Counting only lines below that hold "this", give the total alone.

====

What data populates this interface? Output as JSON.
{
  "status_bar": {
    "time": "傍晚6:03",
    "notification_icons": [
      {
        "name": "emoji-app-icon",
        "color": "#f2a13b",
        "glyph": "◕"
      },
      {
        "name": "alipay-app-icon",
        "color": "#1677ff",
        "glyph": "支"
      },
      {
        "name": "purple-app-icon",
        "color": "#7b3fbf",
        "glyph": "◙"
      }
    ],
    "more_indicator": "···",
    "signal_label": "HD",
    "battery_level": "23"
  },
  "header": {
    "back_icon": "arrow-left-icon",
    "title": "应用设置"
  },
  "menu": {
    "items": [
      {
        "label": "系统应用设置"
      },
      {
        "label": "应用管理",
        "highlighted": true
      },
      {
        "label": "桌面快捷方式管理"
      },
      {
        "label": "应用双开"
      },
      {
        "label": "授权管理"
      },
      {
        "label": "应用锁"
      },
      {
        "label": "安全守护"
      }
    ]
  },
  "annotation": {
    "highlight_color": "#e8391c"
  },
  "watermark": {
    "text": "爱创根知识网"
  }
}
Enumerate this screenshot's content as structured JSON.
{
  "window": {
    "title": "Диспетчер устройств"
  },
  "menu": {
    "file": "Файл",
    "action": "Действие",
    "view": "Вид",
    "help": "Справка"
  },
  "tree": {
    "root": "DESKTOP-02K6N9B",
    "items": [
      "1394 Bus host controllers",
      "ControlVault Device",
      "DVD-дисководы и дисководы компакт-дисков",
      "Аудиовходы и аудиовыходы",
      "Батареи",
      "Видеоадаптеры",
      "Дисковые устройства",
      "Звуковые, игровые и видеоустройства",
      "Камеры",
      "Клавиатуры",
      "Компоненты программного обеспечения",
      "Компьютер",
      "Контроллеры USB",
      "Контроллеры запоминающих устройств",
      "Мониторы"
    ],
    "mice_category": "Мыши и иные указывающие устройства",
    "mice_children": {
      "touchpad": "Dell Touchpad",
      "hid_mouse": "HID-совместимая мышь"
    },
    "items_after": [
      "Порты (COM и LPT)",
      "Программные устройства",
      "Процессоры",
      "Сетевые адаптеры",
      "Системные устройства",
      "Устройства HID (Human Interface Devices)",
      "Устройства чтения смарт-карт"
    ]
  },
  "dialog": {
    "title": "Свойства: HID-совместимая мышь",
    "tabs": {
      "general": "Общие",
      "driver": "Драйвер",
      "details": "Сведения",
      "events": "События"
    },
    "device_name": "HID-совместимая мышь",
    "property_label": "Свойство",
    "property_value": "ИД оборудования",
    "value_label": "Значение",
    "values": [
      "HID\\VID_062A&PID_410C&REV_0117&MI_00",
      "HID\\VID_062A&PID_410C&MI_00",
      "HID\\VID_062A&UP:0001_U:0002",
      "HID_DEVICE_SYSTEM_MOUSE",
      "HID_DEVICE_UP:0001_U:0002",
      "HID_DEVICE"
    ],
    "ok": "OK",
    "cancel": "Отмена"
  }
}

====

• **Solved exercise**
2